When you look at the stocks that gained the most today, financial stocks come to the forefront. The top two gainers were American Express and JPMorgan Chase , with gains of about 2.3% each. Bank of America wasn't much further back with a 1.8% jump.

The big banks all stand to profit from improving economic conditions. For AmEx, the biggest driver of success is consumer spending, and with more people returning to work, prospects for further growth from the card company should improve, with fewer unemployed cardholders missing payments or dropping their cards. In particular, a surge in part-time jobs could help AmEx's Bluebird prepaid-card program, which is the company's attempt to reach out to underbanked customers who could use a low-cost, convenient prepaid option to cut their fees and get better access to their money.

Meanwhile, for banks, investors have been worried about the impact of rising rates on their mortgage-banking segments. Higher rates have already led to a reduction in refinancing transactions, and with JPMorgan and Bank of America getting a substantial amount of income from mortgage fees, today's big move up in rates might be seen as a negative. But offsetting that is the fact that, once rates move up, it doesn't matter as much to the mortgage market how much they rise; as long as short-term interest rates remain low, it's a potential profit enhancer for the banks, because they'll be able to charge more for business loans and other lending tied to higher long-term rates, while getting cheap funding from deposits paying little or no interest.

Still, one concern on the radar is the implementation of the Fed's version of Basel III regulations, which will impose new rules on the entire banking industry. In addition, the Fed is likely to go even further than Basel III did with respect to the largest banks, including JPMorgan and B of A, requiring excess capital-to-assets ratios, and minimum amounts of equity and long-term debt to facilitate wrapping up banks in the event of failure.

Banks are incredibly complicated companies, and investors have certainly gotten blindsided by financials before. But if financial stocks can avoid getting hammered too much by regulatory moves, then fundamentals in the economy appear to be moving in their favor, and that could help send stock prices up further.

Many investors are terrified about investing in big banking stocks after the crash, but the sector has one notable standout. In a sea of mismanaged and dangerous peers, it rises above as "The Only Big Bank Built to Last." You can uncover the top pick that Warren Buffett loves in The Motley Fool's new report. It's free, so click here to access it now.

The article Why Were Big-Bank Stocks the Dow's Big Winners Today? originally appeared on Fool.com.

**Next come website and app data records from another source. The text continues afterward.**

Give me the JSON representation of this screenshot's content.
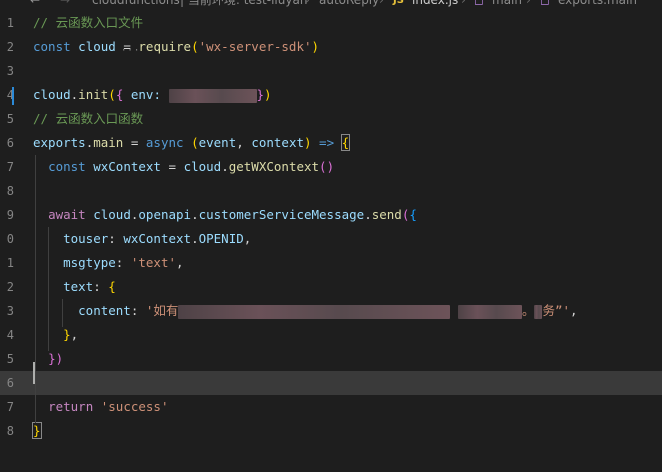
{
  "breadcrumb": {
    "folder": "cloudfunctions",
    "env": "| 当前环境: test-liuyan",
    "subfolder": "autoReply",
    "file_badge": "JS",
    "file": "index.js",
    "symbol1": "main",
    "symbol2": "exports.main"
  },
  "lines": [
    {
      "num": "1",
      "tokens": [
        {
          "t": "// 云函数入口文件",
          "c": "cm"
        }
      ]
    },
    {
      "num": "2",
      "tokens": [
        {
          "t": "const",
          "c": "kw"
        },
        {
          "t": " cloud ",
          "c": "vr"
        },
        {
          "t": "= ",
          "c": "pl"
        },
        {
          "t": "require",
          "c": "fn"
        },
        {
          "t": "(",
          "c": "br1"
        },
        {
          "t": "'wx-server-sdk'",
          "c": "st"
        },
        {
          "t": ")",
          "c": "br1"
        }
      ]
    },
    {
      "num": "3",
      "tokens": []
    },
    {
      "num": "4",
      "tokens": [
        {
          "t": "cloud",
          "c": "vr"
        },
        {
          "t": ".",
          "c": "pl"
        },
        {
          "t": "init",
          "c": "fn"
        },
        {
          "t": "(",
          "c": "br1"
        },
        {
          "t": "{",
          "c": "br2"
        },
        {
          "t": " env: ",
          "c": "prop"
        },
        {
          "r": 88
        },
        {
          "t": "}",
          "c": "br2"
        },
        {
          "t": ")",
          "c": "br1"
        }
      ]
    },
    {
      "num": "5",
      "tokens": [
        {
          "t": "// 云函数入口函数",
          "c": "cm"
        }
      ]
    },
    {
      "num": "6",
      "tokens": [
        {
          "t": "exports",
          "c": "vr"
        },
        {
          "t": ".",
          "c": "pl"
        },
        {
          "t": "main",
          "c": "fn"
        },
        {
          "t": " = ",
          "c": "pl"
        },
        {
          "t": "async",
          "c": "kw"
        },
        {
          "t": " ",
          "c": "pl"
        },
        {
          "t": "(",
          "c": "br1"
        },
        {
          "t": "event",
          "c": "vr"
        },
        {
          "t": ", ",
          "c": "pl"
        },
        {
          "t": "context",
          "c": "vr"
        },
        {
          "t": ")",
          "c": "br1"
        },
        {
          "t": " => ",
          "c": "kw"
        },
        {
          "t": "{",
          "c": "br1",
          "box": true
        }
      ]
    },
    {
      "num": "7",
      "tokens": [
        {
          "t": "  "
        },
        {
          "t": "const",
          "c": "kw"
        },
        {
          "t": " wxContext ",
          "c": "vr"
        },
        {
          "t": "= ",
          "c": "pl"
        },
        {
          "t": "cloud",
          "c": "vr"
        },
        {
          "t": ".",
          "c": "pl"
        },
        {
          "t": "getWXContext",
          "c": "fn"
        },
        {
          "t": "()",
          "c": "br2"
        }
      ]
    },
    {
      "num": "8",
      "tokens": []
    },
    {
      "num": "9",
      "tokens": [
        {
          "t": "  "
        },
        {
          "t": "await",
          "c": "kw2"
        },
        {
          "t": " cloud",
          "c": "vr"
        },
        {
          "t": ".",
          "c": "pl"
        },
        {
          "t": "openapi",
          "c": "vr"
        },
        {
          "t": ".",
          "c": "pl"
        },
        {
          "t": "customerServiceMessage",
          "c": "vr"
        },
        {
          "t": ".",
          "c": "pl"
        },
        {
          "t": "send",
          "c": "fn"
        },
        {
          "t": "(",
          "c": "br2"
        },
        {
          "t": "{",
          "c": "br3"
        }
      ]
    },
    {
      "num": "0",
      "tokens": [
        {
          "t": "    "
        },
        {
          "t": "touser",
          "c": "prop"
        },
        {
          "t": ": ",
          "c": "pl"
        },
        {
          "t": "wxContext",
          "c": "vr"
        },
        {
          "t": ".",
          "c": "pl"
        },
        {
          "t": "OPENID",
          "c": "vr"
        },
        {
          "t": ",",
          "c": "pl"
        }
      ]
    },
    {
      "num": "1",
      "tokens": [
        {
          "t": "    "
        },
        {
          "t": "msgtype",
          "c": "prop"
        },
        {
          "t": ": ",
          "c": "pl"
        },
        {
          "t": "'text'",
          "c": "st"
        },
        {
          "t": ",",
          "c": "pl"
        }
      ]
    },
    {
      "num": "2",
      "tokens": [
        {
          "t": "    "
        },
        {
          "t": "text",
          "c": "prop"
        },
        {
          "t": ": ",
          "c": "pl"
        },
        {
          "t": "{",
          "c": "br1"
        }
      ]
    },
    {
      "num": "3",
      "tokens": [
        {
          "t": "      "
        },
        {
          "t": "content",
          "c": "prop"
        },
        {
          "t": ": ",
          "c": "pl"
        },
        {
          "t": "'如有",
          "c": "st"
        },
        {
          "r": 272
        },
        {
          "t": " ",
          "c": "pl"
        },
        {
          "r": 64
        },
        {
          "t": "。",
          "c": "st"
        },
        {
          "r": 8
        },
        {
          "t": "务”'",
          "c": "st"
        },
        {
          "t": ",",
          "c": "pl"
        }
      ]
    },
    {
      "num": "4",
      "tokens": [
        {
          "t": "    "
        },
        {
          "t": "}",
          "c": "br1"
        },
        {
          "t": ",",
          "c": "pl"
        }
      ]
    },
    {
      "num": "5",
      "tokens": [
        {
          "t": "  "
        },
        {
          "t": "})",
          "c": "br2"
        }
      ]
    },
    {
      "num": "6",
      "tokens": []
    },
    {
      "num": "7",
      "tokens": [
        {
          "t": "  "
        },
        {
          "t": "return",
          "c": "kw2"
        },
        {
          "t": " ",
          "c": "pl"
        },
        {
          "t": "'success'",
          "c": "st"
        }
      ]
    },
    {
      "num": "8",
      "tokens": [
        {
          "t": "}",
          "c": "br1",
          "box": true
        }
      ]
    }
  ]
}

Fool contributor Dan Caplinger owns warrants on Bank of America and JPMorgan Chase. You can follow him on Twitter @DanCaplinger. The Motley Fool recommends American Express and Bank of America. The Motley Fool owns shares of Bank of America and JPMorgan Chase. Try any of our Foolish newsletter services free for 30 days. We Fools may not all hold the same opinions, but we all believe that considering a diverse range of insights makes us better investors. The Motley Fool has a disclosure policy.

Copyright © 1995 - 2013 The Motley Fool, LLC. All rights reserved. The Motley Fool has a disclosure policy.

Originally published